Teaching kids to code outside the curriculum and classroom

This is from Emma Mulqueeny (@hubmum), a friend, a prime mover of Young Rewired State (http://youngrewiredstate.org/), and tireless advocate of young people building a better world through coding. Here she describes the practical and (I would say) agile steps that an initiative called Computing at School (http://www.computingatschool.org.uk/) is taking to help schoolkids to learn to … Continue reading

Managing shared resources and reclaiming the commons with the School of Commoning

The number of new initiatives that are reimagining learning in some way continues to grow. Compared with the US, where initiatives are entrepreneurial in spirit and mass-scale in ambition, those in the UK seem more to be modest, organic and many are growing out of existing institutions (especially universities). I came across the School of … Continue reading

Good to see things hotting up @UnivProject, starting with Universities: Past & Future event in October

Looking forward to this free weekend event in London, and finding out/contributing to how the plans hatched by Dougald Hine (@Dougald) and others are taking shape Clipped from univproject.pbworks.com Welcome to the University Project A whole set of forces are coming together to disrupt higher education as we know it – here in the UK, … Continue reading

Entrepreneurship accelerator threatens to disrupt Higher Ed model – or is it emperor’s new clothes?

It’s difficult to know what to make of the General Assembly ‘accelerator’ that’s at the centre of this post, because there’s so little detail. “So will we open a bunch more campuses? Put all our classes online? Start training executives? We don’t know,” writes cofounder Brad Harvgreaves in a linked article (http://www.businessinsider.com/general-assembly-financing-expands-abroad-2011-9). “Right now we’re … Continue reading

A ‘starting over again’ school for design and architecture professionals

Still in early stages of development and supported by design thought-leader (I hate that term, but it feels authentic here) John Thackara @johnthackara. He refers to it as “A feral encounter, [which] brings people into contact with the lived reality of a situation.” (http://observersroom.designobserver.com/johnthackara/post/in-praise-of-the-feral-update-on-xskool/29608/). A pilot group “embraced the idea of no curriculum, no standardised … Continue reading

How has the web enabled new theories of learning? Concise overview from @fredgarnett

This is one of a series of posts under the title “From Education to Learning; A Brief History of Open” by Fred Garnett. Here he begs to differ from what he sees as a complacent view in an interview: “I wouldn’t say there are any profound changes in the way we should be thinking about … Continue reading

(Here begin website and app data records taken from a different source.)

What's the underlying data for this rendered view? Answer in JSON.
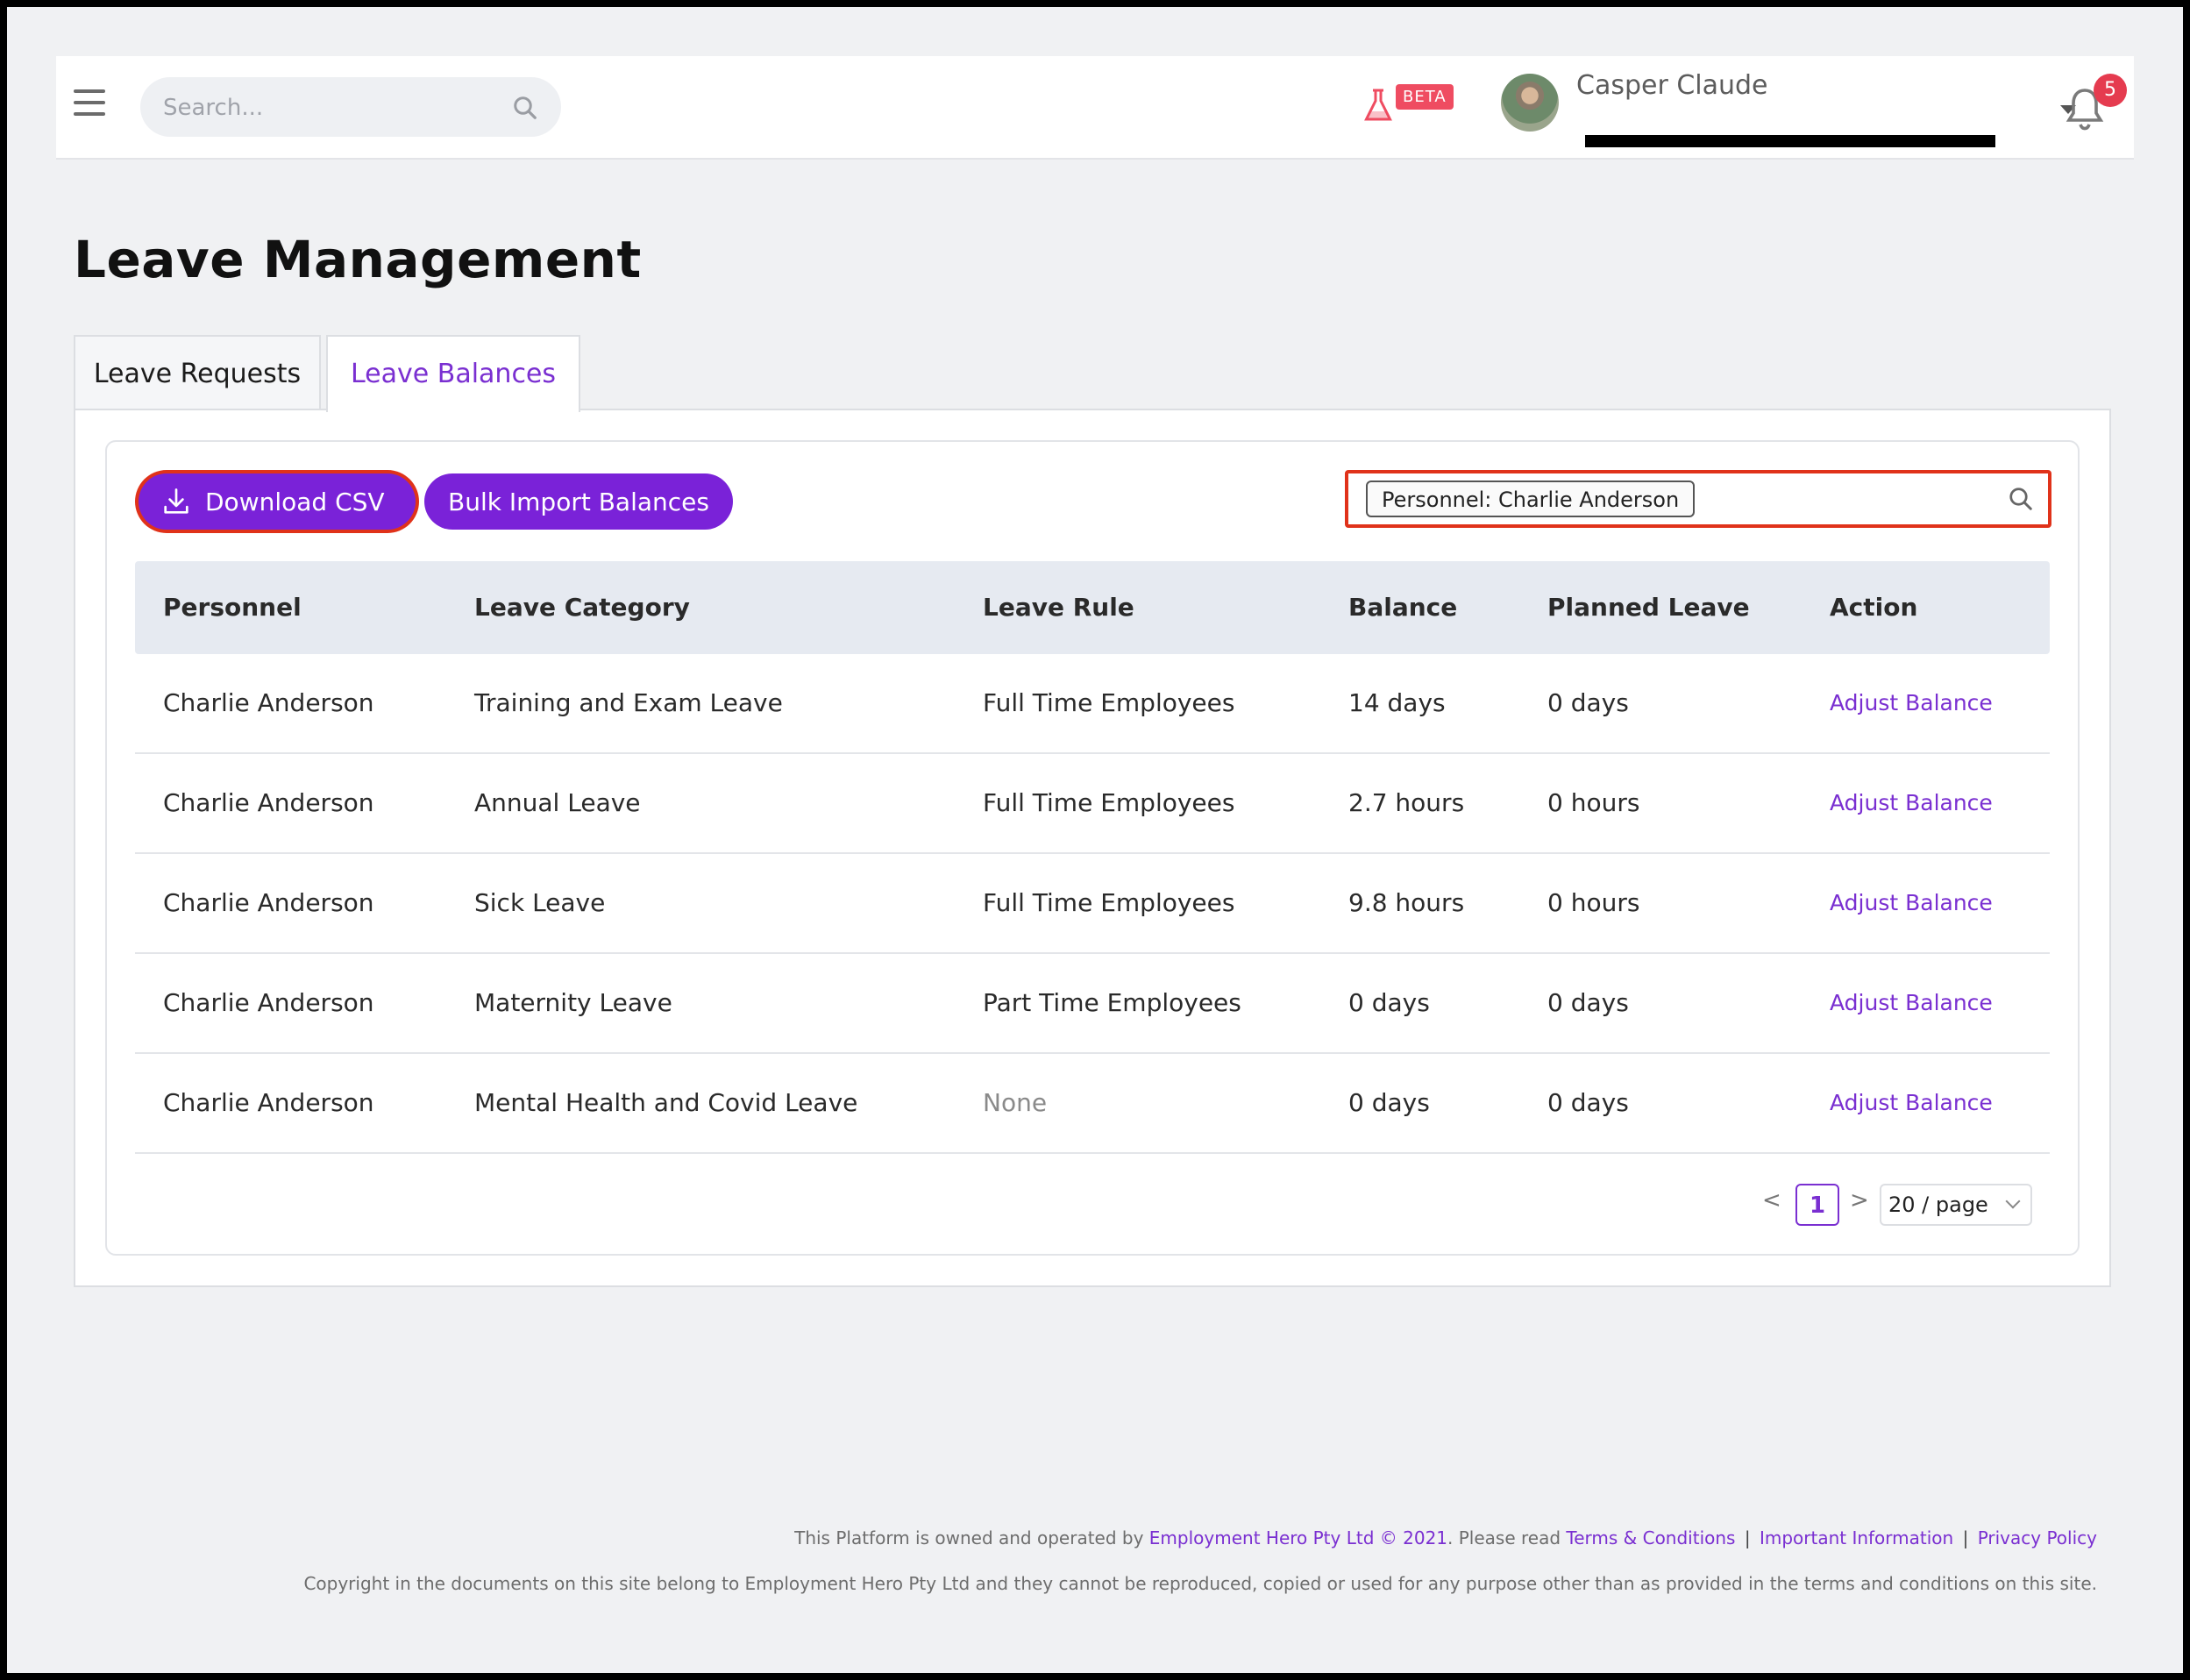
{
  "header": {
    "search_placeholder": "Search...",
    "beta_label": "BETA",
    "user_name": "Casper Claude",
    "notification_count": "5"
  },
  "page": {
    "title": "Leave Management",
    "tabs": [
      {
        "label": "Leave Requests",
        "active": false
      },
      {
        "label": "Leave Balances",
        "active": true
      }
    ]
  },
  "toolbar": {
    "download_label": "Download CSV",
    "bulk_label": "Bulk Import Balances",
    "filter_tag": "Personnel: Charlie Anderson"
  },
  "table": {
    "columns": [
      "Personnel",
      "Leave Category",
      "Leave Rule",
      "Balance",
      "Planned Leave",
      "Action"
    ],
    "rows": [
      {
        "personnel": "Charlie Anderson",
        "category": "Training and Exam Leave",
        "rule": "Full Time Employees",
        "balance": "14 days",
        "planned": "0 days",
        "action": "Adjust Balance"
      },
      {
        "personnel": "Charlie Anderson",
        "category": "Annual Leave",
        "rule": "Full Time Employees",
        "balance": "2.7 hours",
        "planned": "0 hours",
        "action": "Adjust Balance"
      },
      {
        "personnel": "Charlie Anderson",
        "category": "Sick Leave",
        "rule": "Full Time Employees",
        "balance": "9.8 hours",
        "planned": "0 hours",
        "action": "Adjust Balance"
      },
      {
        "personnel": "Charlie Anderson",
        "category": "Maternity Leave",
        "rule": "Part Time Employees",
        "balance": "0 days",
        "planned": "0 days",
        "action": "Adjust Balance"
      },
      {
        "personnel": "Charlie Anderson",
        "category": "Mental Health and Covid Leave",
        "rule": "None",
        "balance": "0 days",
        "planned": "0 days",
        "action": "Adjust Balance"
      }
    ]
  },
  "pagination": {
    "prev": "<",
    "current": "1",
    "next": ">",
    "page_size": "20 / page"
  },
  "footer": {
    "line1_prefix": "This Platform is owned and operated by ",
    "company_link": "Employment Hero Pty Ltd © 2021",
    "line1_mid": ". Please read ",
    "terms_link": "Terms & Conditions",
    "sep": "|",
    "info_link": "Important Information",
    "privacy_link": "Privacy Policy",
    "line2": "Copyright in the documents on this site belong to Employment Hero Pty Ltd and they cannot be reproduced, copied or used for any purpose other than as provided in the terms and conditions on this site."
  },
  "colors": {
    "accent": "#7a22d8",
    "highlight": "#e0321a",
    "badge": "#e53b4f"
  }
}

If you can spare a week in New York this autumn/fall, this looks like an intriguing & educational event

It may be a crucible for revolutionising learning, or it may be a way of schmoozing with the rising (and already risen) stars of post-institutional learning. Or a bit of both. The cost of registration appears to be extremely good value ($30-40), so if you’re near NYC and can spare the time, you’d be daft … Continue reading

New book on how to hack your own education & get a qualification

“Hot” off the “press” comes Anya Kamenetz’s follow-up to DIY U. Thanks to support from the Bill and Melinda Gates Foundation, this is a free e-book (all formats). Styled as an Edupunk’s Guide, the emphasis is on practical guidance for the individual, picking up where DIY U’s journalistic survey of the state of play left … Continue reading

Einztein.com – online courses + social network for teachers/peers = rich learning?

We all know that learning is not just about transferring content; dialogue and relationships are key to gaining deep understanding of concepts. So stand-alone online learning resources don’t cut it. But if you took some Open Educational Resources and added some low cost teacher/peer relationships, using social networking tools, would you then have enough to … Continue reading

Is Khan Academy heading in the wrong direction, back to being institutionalised?

What I originally thought was interesting about Khan Academy was how it worked outside the norms and mechanisms of institutional education. It seemed that just turning over the keys to the learning resources, and letting people choose what they wanted, rewind and fast forward without supervision, led people to feel empowered to organise their own … Continue reading